Excerpt: Let’s forget all the battles about gay marriage going on, shall we? This is a movie and we’ll focus on the plot, acting and later how it looks, sounds and the supplemental features. Ok, now that that’s out of the way, we can get started! As I mentioned in my “Winter’s Bone” review, there are some movies out there that don’t really get noticed until they’re showered with accolades by critics and, come award time, they become something to see.
Excerpt: The Film A kid seeking out his or her biological parent is a premise that's been done to death -- and that's just in one very special week of Maury . However, there is something truly special about The Kids Are All Right . This indie darling shines, thanks to a great cast, standout performances, and a bit of a unique twist on the typical "who's your daddy?" storyline.
Conclusion: 'The Kids Are All Right' is one of the very best movies to be released this year. With a winning cast, tons of heart, and a great sense of humor, it's one of those movies you seldom see at the multiplex. With great picture and sound which, if not exactly reference quality, still wow, and minimal special features anchored by a wonderful commentary (if not much else), this is easily recommended.
Excerpt: It's all about family. Nic and Jules are married and share a cozy suburban Southern California home with their teenage children, Joni and Laser. Nic and Jules - or, when referred to jointly by Joni, "Moms" - gave birth to and raised their children, and built a family life for the four of them. As Joni prepares to leave for college, 15-year-old Laser presses her for a big favor.
Excerpt: The Kids Are All Right is a movie about a lesbian couple and their two children. While certainly still a hot-button topic in America, this is hardly the first time that gay characters have played a prominent role in a film. In fact, gay characters have found their own little niche in romantic comedies, playing the flamboyant pal to the female lead, while movies like Brokeback Mountain have made homosexuality an integral part of the story.
Excerpt: The Kids Are All Right is the story of a marriage, whether it’s a legally recognized one or not. The spouses live amid the comforts, compromises, and long-recognized shortcomings of a decades-long partnership as they raise two teenagers. They alternately work well together, exhaust each other’s patience, contradict each other, drive each other away, and unite for the greater good.
Conclusion: A film about marriage, family, and the constant tending required to make relationships work—gardening is the metaphor here— The Kids Are All Right is funny, insightful, relatable, and, as the year draws to a close, one of 2010's best. It may not change anybody's mind about gay marriage, but it really isn't trying to; it's past all of that.
Excerpt: Watching this grown-up drama is an engrossing experience. The central family with its two Mums is more normal than many more traditionally conventional families.
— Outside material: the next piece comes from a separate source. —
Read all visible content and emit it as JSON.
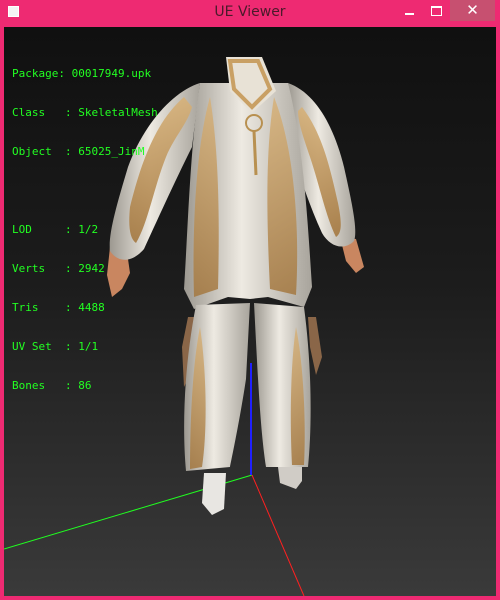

The complex and real characters are mature until they do something impulsive or all too human in a wonderful reflection of modern family life. There are tensions, teenage angst, love, and a good deal of craziness in this refreshing comedy.